Here's the trick to making this "debt snowball" work. If you pay off an account, start applying the same amount you used to pay toward one of your other accounts. You'll keep your household budget the same, but you'll clear your debt much more quickly. You might suffer a slight blow to your score with this method, but you'll significantly reduce what you're paying in finance charges.
Handling large balances with a balance transfer credit card
We need to talk, now, about what to look for if you do decide a balance transfer credit card offer is the best option for you.
Make sure to find a balance transfer credit card that lets you consolidate an appropriate amount of your debt (if you can keep it under 30 percent of the card's credit limit, that's ideal) onto a zero percent introductory APR credit card.
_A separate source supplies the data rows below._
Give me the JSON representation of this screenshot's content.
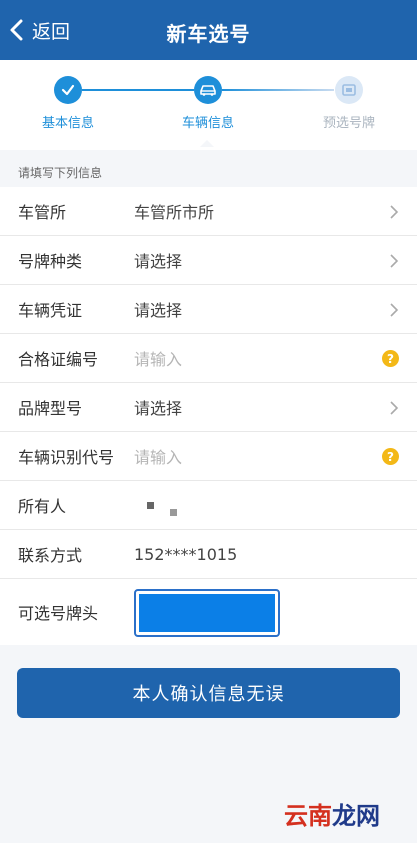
{
  "header": {
    "back_label": "返回",
    "title": "新车选号"
  },
  "steps": [
    {
      "label": "基本信息",
      "state": "done"
    },
    {
      "label": "车辆信息",
      "state": "active"
    },
    {
      "label": "预选号牌",
      "state": "pending"
    }
  ],
  "hint": "请填写下列信息",
  "form": {
    "rows": [
      {
        "label": "车管所",
        "value": "车管所市所"
      },
      {
        "label": "号牌种类",
        "value": "请选择"
      },
      {
        "label": "车辆凭证",
        "value": "请选择"
      },
      {
        "label": "合格证编号",
        "placeholder": "请输入"
      },
      {
        "label": "品牌型号",
        "value": "请选择"
      },
      {
        "label": "车辆识别代号",
        "placeholder": "请输入"
      },
      {
        "label": "所有人"
      },
      {
        "label": "联系方式",
        "value": "152****1015"
      },
      {
        "label": "可选号牌头"
      }
    ]
  },
  "help_glyph": "?",
  "confirm_label": "本人确认信息无误",
  "watermark": {
    "part1": "云",
    "part2": "南",
    "part3": "龙网"
  },
  "colors": {
    "brand": "#1f64ad",
    "step_active": "#1e8fd9",
    "help": "#f3b817",
    "plate_fill": "#0b7fe7"
  }
}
You'll need to consider how long you believe you'll need to pay off your debt as there are intro periods of anywhere from a couple of months to much longer with the Citi Simplicity® Card - No Late Fees Ever, for instance. (Citi is a Cardratings advertiser)
If you already have a good-to-excellent credit score, you should be able to find some solid deals from Chase, Capital One, Discover and other major issuers. In addition to the length of the intro offer, you'll want to look at the balance transfer fees charged by balance transfer credit cards. For example, Discover it® Cash Back offers a 0 percent introductory APR on balance transfers for 14 months but charges a 3 percent balance transfer fee, which means you may or may not save money by transferring a balance from another card. It depends on the interest rate of the old card and how long you anticipate needing to pay it off.
Understanding your long and short-term goals will go a long way in helping you decide how to go about using balance transfer credit cards. Regardless your situation, take the time to fully educate yourself as you move forward in tackling your debt and getting a better understanding of balance transfer credit cards. Use tools like credit card payoff calculators to estimate on how long it will take you to pay off your balance and then make the right decision of you and your financial situation. And hey, the more you know about balance transfer credit cards, the better.